Council surveys find that younger Americans are still forming their views on Taiwan and US-Taiwan relations.
Past Council research into generational differences has shown that older and younger generations in the United States hold distinct views on a number of foreign policy issues. But as I noted in my last piece on generational attitudes and US-China relations, younger Americans are also notably more likely to say they don’t know enough to categorize US relations with China, a response that increases in proportion with each younger generation. As the Council’s 2021 survey work shows, this tendency is even more pronounced when it comes to US-Taiwan relations.
Once again, we are using Pew’s definitions of the generational cohorts. Our current surveys include members of the Silent generation (born 1928-1945), the Baby Boomers (1946-1964), Gen X (1965-1980), Millennials (1981-1996), and Gen Z (1997-2012).
When presented with a series of potential policies the United States could take regarding Taiwan, few younger Americans outright oppose any of the proposed policies. But they are more likely than older generations to respond that they don’t know enough to say. Even so, majorities of even Millennials support a variety of US policies toward Taiwan, including recognizing it as an independent country (64%), supporting its inclusion in international organizations (56%), and signing a US-Taiwan free trade agreement (50%).
Americans across generational lines are more hesitant to commit to the military defense of Taiwan. Only a narrow majority of Silents (53%) support such a commitment, though more Americans are willing to sign on to an alliance with Taiwan (including majorities of Silents, Boomers, and Gen Xers).
The generational gap when it comes to an American defense of Taiwan has grown in recent years. In 2018, Americans of all ages were uninterested in sending US troops to defend Taiwan from an invasion by the PRC. Though all generations have become more likely to support a US defense of Taiwan, support for US involvement has risen at different rates across generational cohorts. Today, a majority of Silents (62%) and Boomers (56%) support sending US troops to defend Taiwan, while Gen X is split (50% favor, 49% oppose) and a majority of Millennials oppose doing so (54% oppose, 44% favor).
One potential reason for the lower level of support among younger Americans: an unfamiliarity with Taiwan. When asked to characterize the US-Taiwan relationship, a plurality of Millennials say they “don’t know” (43%), more than who say Taiwan is an ally (26%) or a necessary partner for the United States (24%). And while we have relatively few Gen Z respondents in this item (n=73), they are even more likely to give a “don’t know” response to the US-Taiwan relationship. By comparison, older Americans—those from the Silent or Baby Boom generations—are more likely to categorize Taiwan as a US ally or partner.
What does this high proportion of “don’t know” responses mean for those active in the debate over America’s Taiwan policy? Simply put, public attitudes towards these critical issues, particularly the attitudes of younger Americans, is very much yet to be determined. Unlike older Americans who may have more set views of Taiwan—and who have lived through previous major episodes in US-Taiwan (and US-China; China-Taiwan) relations—younger Americans’ views are still being set by the events of the day and how they are covered.

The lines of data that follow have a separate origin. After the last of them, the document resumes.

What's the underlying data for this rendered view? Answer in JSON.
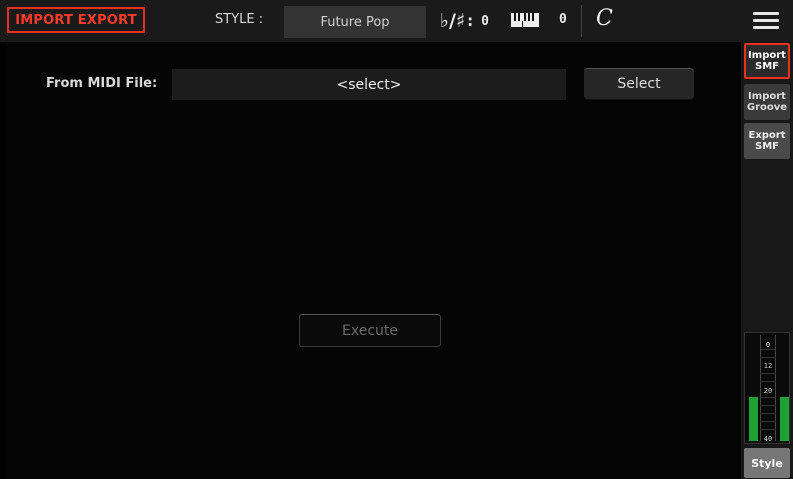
{
  "header": {
    "page_title": "IMPORT EXPORT",
    "style_label": "STYLE :",
    "style_name": "Future Pop",
    "transpose_icon": "flat-sharp-icon",
    "transpose_value": "0",
    "keyboard_icon": "keyboard-icon",
    "octave_value": "0",
    "tempo_icon": "common-time-icon",
    "tempo_symbol": "C",
    "menu_icon": "hamburger-menu-icon"
  },
  "main": {
    "from_midi_label": "From MIDI File:",
    "midi_field_value": "<select>",
    "select_button": "Select",
    "execute_button": "Execute"
  },
  "side_tabs": [
    {
      "line1": "Import",
      "line2": "SMF",
      "selected": true
    },
    {
      "line1": "Import",
      "line2": "Groove",
      "selected": false
    },
    {
      "line1": "Export",
      "line2": "SMF",
      "selected": false
    }
  ],
  "meter": {
    "scale_labels": [
      "0",
      "12",
      "20",
      "40"
    ],
    "left_level": 0.42,
    "right_level": 0.42,
    "bar_color": "#1ea035"
  },
  "style_button": "Style",
  "colors": {
    "accent": "#e8321e",
    "background": "#000000"
  }
}
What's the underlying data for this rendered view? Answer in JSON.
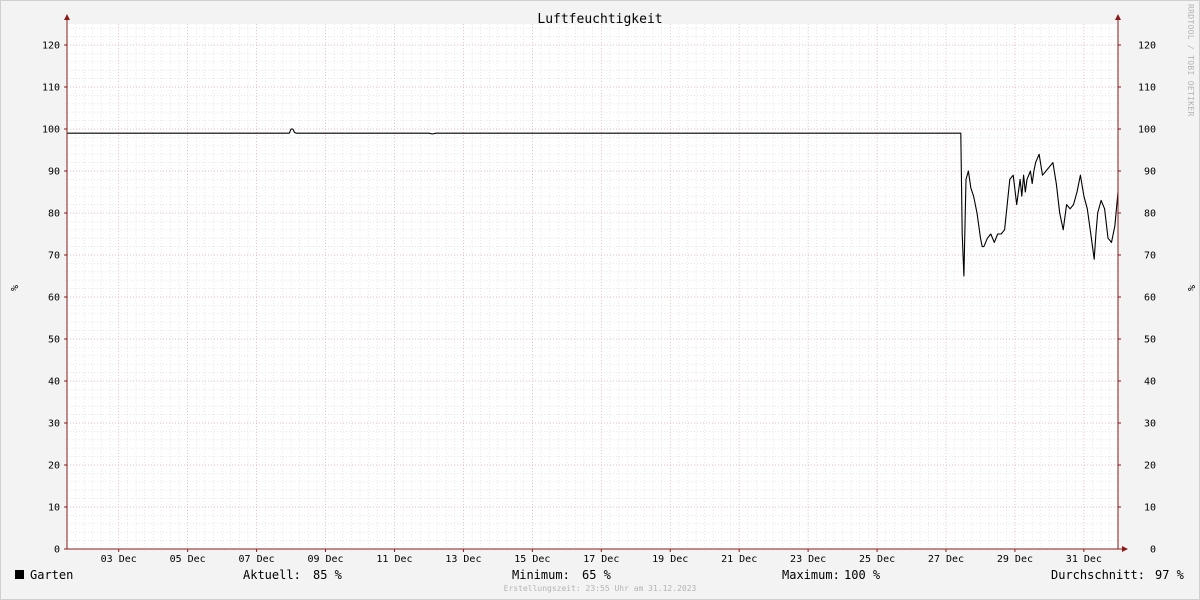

Moreover, younger Americans get their news from different sources. One notable difference: nonengagement with TV news, still a staple for older generations of Americans. In fact, when asked what television news source they trust the most to provide accurate information about politics and current events, a third of Millennials (36%) and a majority of Gen Z (54%) say they do not watch any television news.
Instead, younger Americans are far more engaged with the world online. And that online engagement is also resulting in online organizing for political ends. In 2016, K-pop fans (stans, in contemporary parlance) in the United States and abroad engaged in various forms of anti-Trump and pro-Black Lives Matter activism. Internationally, the Milk Tea Alliance has brought together young people in Thailand, Taiwan, and Hong Kong with a shared love of democracy (and, of course, milk tea). One group both have run into online: China’s wolf warriors.
And it’s not just activist groups taking advantage of this resource. Beijing hasn’t let a ban on Western social media networks inside the country stop it from using them to promote its messages abroad. Using a mix of bots, paid workers (“wumao”), and hacked accounts, the PRC has broadly sought to shape the online narrative in its favor, both among ethnic Chinese groups living abroad and the wider global audience. And with Millennials and Gen Z still to form their opinions, these online fights could have far-reaching real-world consequences.
Younger Americans are more confident in US power vis-a-vis China and are more likely to oppose restrictions on scientific and educational exchanges between the two.
2019 Chicago Council Survey data provide insight into how Millennials view key foreign policy issues compared with previous generations.
2021 Chicago Council Survey data show a majority of Americans support a range of US policies towards Taiwan: recognition as an independent country, inclusion in international organizations, and a US-Taiwan free trade agreement.
While the Biden administration seems to understand where Americans stand on China and domestic renewal to support global competitiveness, the data disproves their assumptions that Americans are skeptical about trade and weary of US global engagement and leadership.